Friday, August 26, 2011

Mananalastas Tungkol sa Pamamalaspas

The author Elmer Nocheseda
We went to the Ateneo Art Gallery today to see my plant friend Elmer Nocheseda talk about his baby, his book 'Palaspas - An Appreciation of Palm Leaf Art in the Philippines". Elmer devoted almost all his lifetime in making this book, nurturing a passion since he was 4 years old and compiling all the weaving techniques he had learned and collected. Elmer recounted how his dad made a simple palm leaf ball from 2 coconut palm fronds to amuse him and this ignited an interest and later on a devotion to record the dying art of weaving palaspas and other palm leaf crafts from all over the country.
Elmer holding up an 'oten' palaspas

Pineapple-like palaspas
The palm leaf ball
In his talk, Elmer cited how important the coconut and other palms are in Philippine culture.  He said he wondered why we Filipinos have not come up with great historical landmarks  like Borobudur in Indonesia, the great Indian Temples and the Pyramids of Egypt. The answer may have been because of the coconut and other palms. We may have discovered how useful the coconut that it rendered impractical to carve out stone, which is obviously much harder to do.  I remember watching a documentary once citing why there were no paleolithic and neolithic tools discovered in Southeast Asia.  The reason for this was said to be the abundance of bamboo in the region.  Bamboo proved to be an easier and better material to carve out tools. Which strengthens the theory that most Southeast Asian cultures, including the Philippines, rely heavily on plants found in their environment for use in their everyday lives.

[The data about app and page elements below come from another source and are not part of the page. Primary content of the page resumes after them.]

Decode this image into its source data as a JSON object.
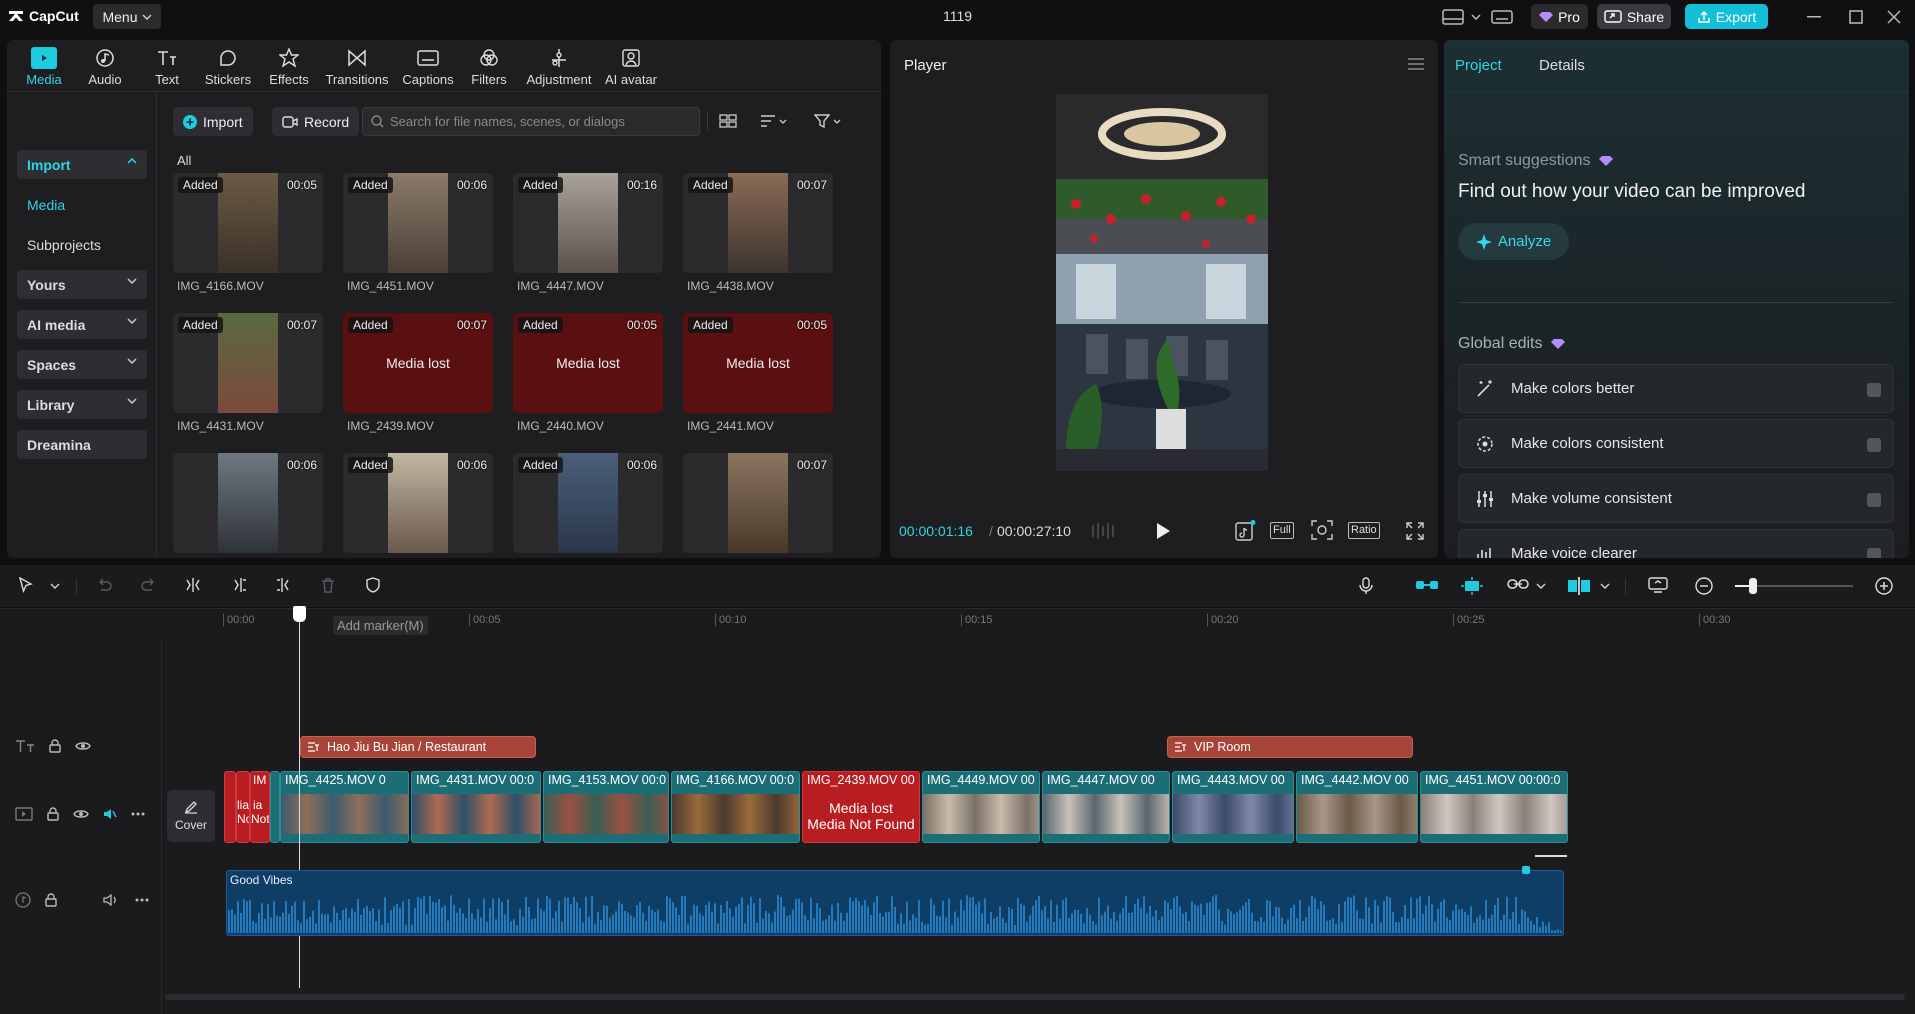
{
  "app": {
    "name": "CapCut",
    "menu_label": "Menu",
    "project_title": "1119"
  },
  "titlebar": {
    "pro_label": "Pro",
    "share_label": "Share",
    "export_label": "Export"
  },
  "toolbar": {
    "tabs": [
      {
        "label": "Media",
        "icon": "media-icon"
      },
      {
        "label": "Audio",
        "icon": "audio-icon"
      },
      {
        "label": "Text",
        "icon": "text-icon"
      },
      {
        "label": "Stickers",
        "icon": "stickers-icon"
      },
      {
        "label": "Effects",
        "icon": "effects-icon"
      },
      {
        "label": "Transitions",
        "icon": "transitions-icon"
      },
      {
        "label": "Captions",
        "icon": "captions-icon"
      },
      {
        "label": "Filters",
        "icon": "filters-icon"
      },
      {
        "label": "Adjustment",
        "icon": "adjustment-icon"
      },
      {
        "label": "AI avatar",
        "icon": "ai-avatar-icon"
      }
    ]
  },
  "sidebar": {
    "items": [
      {
        "label": "Import"
      },
      {
        "label": "Media"
      },
      {
        "label": "Subprojects"
      },
      {
        "label": "Yours"
      },
      {
        "label": "AI media"
      },
      {
        "label": "Spaces"
      },
      {
        "label": "Library"
      },
      {
        "label": "Dreamina"
      }
    ]
  },
  "media": {
    "import_label": "Import",
    "record_label": "Record",
    "search_placeholder": "Search for file names, scenes, or dialogs",
    "filter_label": "All",
    "added_label": "Added",
    "lost_label": "Media lost",
    "items": [
      {
        "name": "IMG_4166.MOV",
        "duration": "00:05",
        "added": true,
        "lost": false
      },
      {
        "name": "IMG_4451.MOV",
        "duration": "00:06",
        "added": true,
        "lost": false
      },
      {
        "name": "IMG_4447.MOV",
        "duration": "00:16",
        "added": true,
        "lost": false
      },
      {
        "name": "IMG_4438.MOV",
        "duration": "00:07",
        "added": true,
        "lost": false
      },
      {
        "name": "IMG_4431.MOV",
        "duration": "00:07",
        "added": true,
        "lost": false
      },
      {
        "name": "IMG_2439.MOV",
        "duration": "00:07",
        "added": true,
        "lost": true
      },
      {
        "name": "IMG_2440.MOV",
        "duration": "00:05",
        "added": true,
        "lost": true
      },
      {
        "name": "IMG_2441.MOV",
        "duration": "00:05",
        "added": true,
        "lost": true
      },
      {
        "name": "",
        "duration": "00:06",
        "added": false,
        "lost": false
      },
      {
        "name": "",
        "duration": "00:06",
        "added": true,
        "lost": false
      },
      {
        "name": "",
        "duration": "00:06",
        "added": true,
        "lost": false
      },
      {
        "name": "",
        "duration": "00:07",
        "added": false,
        "lost": false
      }
    ]
  },
  "player": {
    "title": "Player",
    "current_time": "00:00:01:16",
    "separator": "/",
    "total_time": "00:00:27:10",
    "full_label": "Full",
    "ratio_label": "Ratio"
  },
  "rightpanel": {
    "tabs": [
      {
        "label": "Project"
      },
      {
        "label": "Details"
      }
    ],
    "smart_suggestions_label": "Smart suggestions",
    "headline": "Find out how your video can be improved",
    "analyze_label": "Analyze",
    "global_edits_label": "Global edits",
    "global_edits": [
      {
        "label": "Make colors better",
        "icon": "magic-wand-icon"
      },
      {
        "label": "Make colors consistent",
        "icon": "color-sync-icon"
      },
      {
        "label": "Make volume consistent",
        "icon": "sliders-icon"
      },
      {
        "label": "Make voice clearer",
        "icon": "voice-icon"
      }
    ]
  },
  "timeline": {
    "ruler": [
      "00:00",
      "00:05",
      "00:10",
      "00:15",
      "00:20",
      "00:25",
      "00:30"
    ],
    "marker_tooltip": "Add marker(M)",
    "cover_label": "Cover",
    "text_clips": [
      {
        "label": "Hao Jiu Bu Jian / Restaurant"
      },
      {
        "label": "VIP Room"
      }
    ],
    "video_clips": [
      {
        "label": "IM",
        "lost": true
      },
      {
        "label": "IMG_4425.MOV  0",
        "lost": false
      },
      {
        "label": "IMG_4431.MOV  00:0",
        "lost": false
      },
      {
        "label": "IMG_4153.MOV  00:0",
        "lost": false
      },
      {
        "label": "IMG_4166.MOV  00:0",
        "lost": false
      },
      {
        "label": "IMG_2439.MOV  00",
        "lost": true
      },
      {
        "label": "IMG_4449.MOV  00",
        "lost": false
      },
      {
        "label": "IMG_4447.MOV  00",
        "lost": false
      },
      {
        "label": "IMG_4443.MOV  00",
        "lost": false
      },
      {
        "label": "IMG_4442.MOV  00",
        "lost": false
      },
      {
        "label": "IMG_4451.MOV  00:00:0",
        "lost": false
      }
    ],
    "lost_clip_line1": "Media lost",
    "lost_clip_line2": "Media Not Found",
    "lost_small_1": "lia",
    "lost_small_2": "No",
    "lost_small_3": "ia",
    "lost_small_4": "Not",
    "audio_label": "Good Vibes"
  }
}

Bird in close-up
Palaspas birds
Elmer made a vivid recollection how painstking it was for him to research on palapas and palm leaf weaving all over and beyond the Philippines. It took him up north in Batanes to really down the Southern islands just to learn about a new weaving technique.  He braved climbing mountains and being caught in insurgence crossfires just to retrieve samples of palm leaf craft. He professes that what he learned enriched his understanding of local weaving.  He enumerated the weaving terms like 'habi', 'lala' (pertaining to mat weaving) and 'higit' (term used to make fishing nets).  He painted a clear image of how rich the culture of palm weaving is.

Felice Sta Maria
Renowned writer Felice Sta Maria was in attendance as special guest. It was the first time for her to meet the author and she described Elmer as 'crazy'.  She said it puts him in the league of herself and other scholars present who were 'crazy' enough to devote their time in documenting some important parts of our culture that are in danger of being lost in years to come. It made me think how 'crazy' I have become in researching about native trees and blogging them here. Hmnnn...!  

Simple palaspas weave
Elmer Nocheseda's 'Palaspas' book is available at the Ateneo University Press. It gives a good background on palaspas as well as step by step instructions on how to do different palm weave art.  Palaspas samples were used to adorn the lobby of the Ateneo Art Gallery showing the variety of shapes one can do with just a few pieces of palm fronds.  To Elmer, congratulations for a well attended talk and reaping the fruits of your efforts on your book 'Palaspas'.  May the valuable information contained in it reach more people who will value its importance.  May it inspire more students and scholars to learn more about this dying art of palm weaving.  
The siko-siko

5 comments:

1784 said...

You and Elmer are doing a GREAT service to our nation and our identity. Maybe not many people write you back but the "seeds" you plant will eventually have lives all their own.

I will look up his book, thanks!

metscaper said...

Wow. Kind and generous comment. Thanks.

But i do wish to get feedback in terms of shared info i have not heard of. I encourage more people to give out the stories they heard from old folks about these plants.

homebuddy said...

Sorry, I wasn't able to attend. Where can I get the book?

metscaper said...

You can buy the book at Ateneo Press.

lovecrafts said...

So beautiful! i love it.